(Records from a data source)
►

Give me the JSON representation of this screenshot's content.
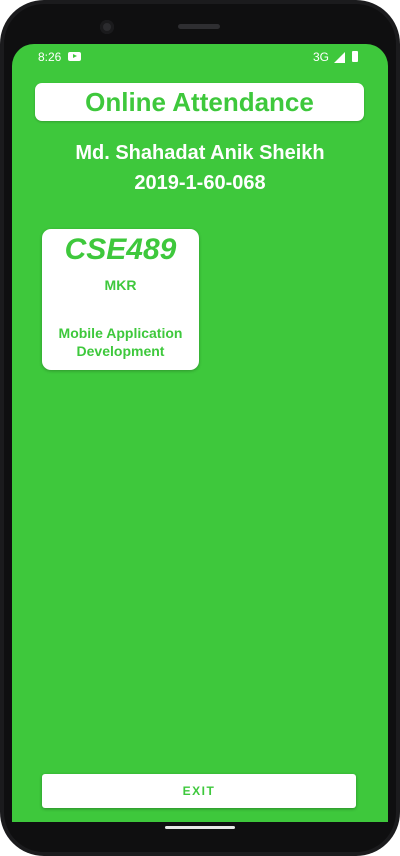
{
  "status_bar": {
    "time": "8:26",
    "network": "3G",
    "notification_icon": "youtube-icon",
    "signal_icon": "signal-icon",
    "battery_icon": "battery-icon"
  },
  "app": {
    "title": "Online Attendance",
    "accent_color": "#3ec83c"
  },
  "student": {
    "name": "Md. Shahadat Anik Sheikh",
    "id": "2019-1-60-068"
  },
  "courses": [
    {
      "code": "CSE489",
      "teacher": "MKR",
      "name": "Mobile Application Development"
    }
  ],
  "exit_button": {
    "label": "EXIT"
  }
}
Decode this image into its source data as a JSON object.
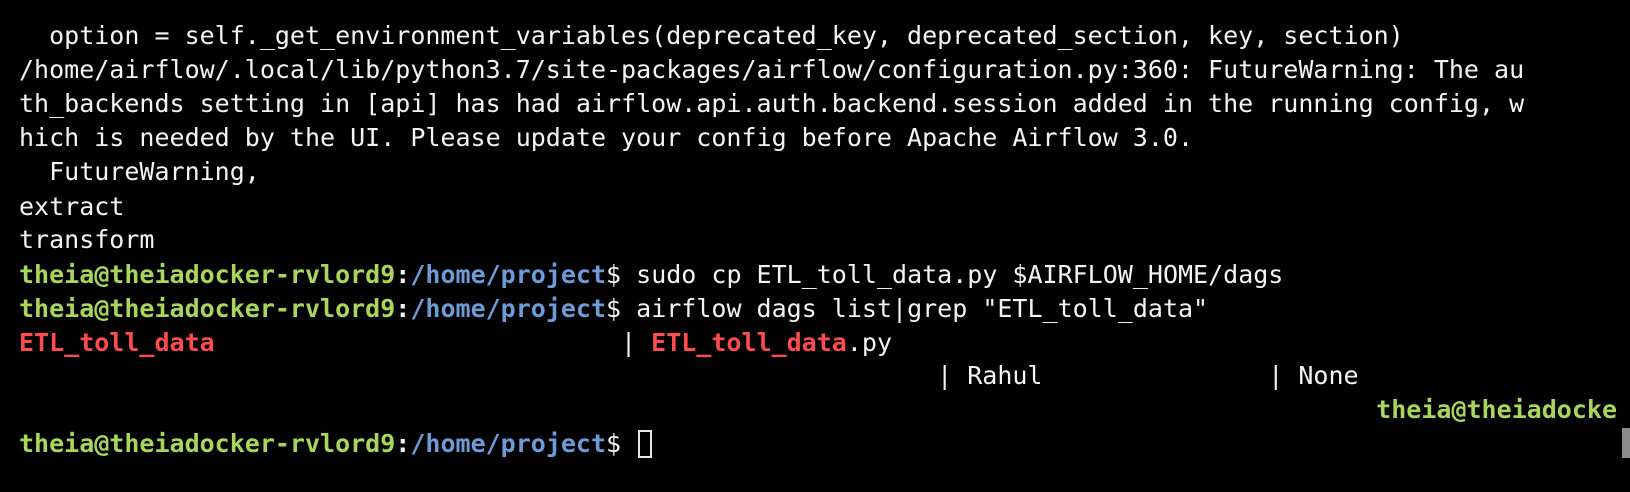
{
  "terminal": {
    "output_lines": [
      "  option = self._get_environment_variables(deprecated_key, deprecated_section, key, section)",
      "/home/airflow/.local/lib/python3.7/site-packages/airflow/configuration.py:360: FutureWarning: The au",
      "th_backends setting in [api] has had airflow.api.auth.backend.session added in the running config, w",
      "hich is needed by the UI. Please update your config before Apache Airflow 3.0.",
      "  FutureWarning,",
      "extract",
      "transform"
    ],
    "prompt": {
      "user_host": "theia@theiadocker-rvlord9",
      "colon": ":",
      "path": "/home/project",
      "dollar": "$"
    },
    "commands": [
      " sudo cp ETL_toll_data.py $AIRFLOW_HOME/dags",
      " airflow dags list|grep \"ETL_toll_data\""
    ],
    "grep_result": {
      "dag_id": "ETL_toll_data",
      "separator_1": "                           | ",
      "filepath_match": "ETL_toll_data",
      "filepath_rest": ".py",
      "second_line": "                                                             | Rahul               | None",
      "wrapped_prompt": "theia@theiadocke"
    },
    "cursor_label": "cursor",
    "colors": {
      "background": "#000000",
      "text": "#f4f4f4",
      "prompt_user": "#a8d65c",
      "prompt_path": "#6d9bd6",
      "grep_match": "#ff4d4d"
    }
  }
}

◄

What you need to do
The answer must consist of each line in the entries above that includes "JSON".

Solution for this problem
Give me the JSON representation of this screenshot's content.
Decode this image into its source data as a JSON object.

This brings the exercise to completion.